Work to be completed
Copy each line of the records that holds the string "JSON".
(Beginning of Records for the task)
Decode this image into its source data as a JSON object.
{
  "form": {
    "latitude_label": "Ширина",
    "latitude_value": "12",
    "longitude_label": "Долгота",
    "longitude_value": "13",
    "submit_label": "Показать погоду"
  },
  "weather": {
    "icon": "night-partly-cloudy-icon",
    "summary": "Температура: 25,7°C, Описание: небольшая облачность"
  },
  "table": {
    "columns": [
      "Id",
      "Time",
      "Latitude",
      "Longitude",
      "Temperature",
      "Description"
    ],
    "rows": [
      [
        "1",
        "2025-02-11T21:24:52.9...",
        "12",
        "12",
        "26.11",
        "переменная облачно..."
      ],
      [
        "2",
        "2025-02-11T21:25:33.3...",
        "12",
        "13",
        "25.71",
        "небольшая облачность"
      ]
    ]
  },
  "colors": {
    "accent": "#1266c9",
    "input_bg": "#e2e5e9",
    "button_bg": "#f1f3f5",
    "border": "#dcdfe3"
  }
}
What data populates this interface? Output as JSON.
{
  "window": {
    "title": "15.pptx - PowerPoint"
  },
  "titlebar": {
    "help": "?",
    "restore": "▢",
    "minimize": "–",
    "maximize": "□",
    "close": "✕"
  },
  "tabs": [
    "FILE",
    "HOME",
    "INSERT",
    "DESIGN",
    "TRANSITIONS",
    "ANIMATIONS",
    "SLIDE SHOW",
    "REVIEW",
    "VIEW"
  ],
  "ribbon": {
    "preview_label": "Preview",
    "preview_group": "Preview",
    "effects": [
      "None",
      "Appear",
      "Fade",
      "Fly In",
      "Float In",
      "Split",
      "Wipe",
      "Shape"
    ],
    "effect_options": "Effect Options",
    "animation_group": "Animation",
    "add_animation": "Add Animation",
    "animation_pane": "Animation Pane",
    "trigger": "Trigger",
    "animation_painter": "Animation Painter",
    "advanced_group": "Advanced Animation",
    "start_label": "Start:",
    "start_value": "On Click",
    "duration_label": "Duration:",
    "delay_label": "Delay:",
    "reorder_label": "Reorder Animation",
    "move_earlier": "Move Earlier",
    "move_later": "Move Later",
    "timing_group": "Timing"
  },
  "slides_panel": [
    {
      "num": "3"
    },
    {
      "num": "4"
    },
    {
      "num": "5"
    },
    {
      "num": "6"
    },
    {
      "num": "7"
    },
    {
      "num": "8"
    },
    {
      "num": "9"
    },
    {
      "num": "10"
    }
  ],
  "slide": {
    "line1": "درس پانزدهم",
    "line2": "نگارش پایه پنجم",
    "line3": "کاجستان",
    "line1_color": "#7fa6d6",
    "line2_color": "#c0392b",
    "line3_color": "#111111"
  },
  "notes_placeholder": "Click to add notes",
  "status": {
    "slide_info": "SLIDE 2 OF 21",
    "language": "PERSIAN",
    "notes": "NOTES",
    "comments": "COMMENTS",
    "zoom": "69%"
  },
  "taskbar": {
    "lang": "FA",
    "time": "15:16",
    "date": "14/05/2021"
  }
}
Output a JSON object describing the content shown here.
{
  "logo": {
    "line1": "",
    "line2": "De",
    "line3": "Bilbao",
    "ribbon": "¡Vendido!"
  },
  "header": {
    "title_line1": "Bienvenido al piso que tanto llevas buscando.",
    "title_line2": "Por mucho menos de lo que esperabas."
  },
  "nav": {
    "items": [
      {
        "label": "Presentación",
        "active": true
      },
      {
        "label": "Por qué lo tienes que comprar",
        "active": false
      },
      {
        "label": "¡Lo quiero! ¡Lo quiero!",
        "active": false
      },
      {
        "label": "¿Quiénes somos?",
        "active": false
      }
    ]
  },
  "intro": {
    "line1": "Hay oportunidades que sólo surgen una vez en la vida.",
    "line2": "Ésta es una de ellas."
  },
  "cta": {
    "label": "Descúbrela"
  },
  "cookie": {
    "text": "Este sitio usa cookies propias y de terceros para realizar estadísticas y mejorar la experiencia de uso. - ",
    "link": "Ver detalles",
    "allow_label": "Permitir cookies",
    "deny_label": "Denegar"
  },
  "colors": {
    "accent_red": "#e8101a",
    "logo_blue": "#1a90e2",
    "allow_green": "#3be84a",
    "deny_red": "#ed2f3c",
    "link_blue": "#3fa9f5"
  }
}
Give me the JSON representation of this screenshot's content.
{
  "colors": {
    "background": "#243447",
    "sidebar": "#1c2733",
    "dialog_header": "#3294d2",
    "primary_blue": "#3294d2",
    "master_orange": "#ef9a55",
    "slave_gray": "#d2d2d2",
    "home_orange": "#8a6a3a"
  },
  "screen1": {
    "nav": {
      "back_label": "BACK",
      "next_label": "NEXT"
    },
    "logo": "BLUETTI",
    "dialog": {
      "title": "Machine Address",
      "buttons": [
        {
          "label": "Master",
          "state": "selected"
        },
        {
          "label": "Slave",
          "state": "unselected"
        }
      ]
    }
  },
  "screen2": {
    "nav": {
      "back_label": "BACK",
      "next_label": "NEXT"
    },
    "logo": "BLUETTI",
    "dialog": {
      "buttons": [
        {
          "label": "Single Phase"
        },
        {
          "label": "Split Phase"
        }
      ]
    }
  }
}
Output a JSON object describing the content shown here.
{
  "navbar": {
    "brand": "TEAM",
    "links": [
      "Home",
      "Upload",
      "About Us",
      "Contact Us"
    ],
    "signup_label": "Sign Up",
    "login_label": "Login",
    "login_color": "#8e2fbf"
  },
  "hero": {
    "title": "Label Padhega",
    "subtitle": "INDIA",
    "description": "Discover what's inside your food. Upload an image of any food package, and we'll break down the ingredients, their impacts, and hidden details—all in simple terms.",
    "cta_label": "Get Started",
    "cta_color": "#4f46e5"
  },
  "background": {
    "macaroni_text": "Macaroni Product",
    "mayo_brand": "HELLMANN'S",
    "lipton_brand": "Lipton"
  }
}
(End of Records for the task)
Exercise result
Decode this image into its source data as a JSON object.
What data populates this interface? Output as JSON.
Output a JSON object describing the content shown here.
Give me the JSON representation of this screenshot's content.
Output a JSON object describing the content shown here.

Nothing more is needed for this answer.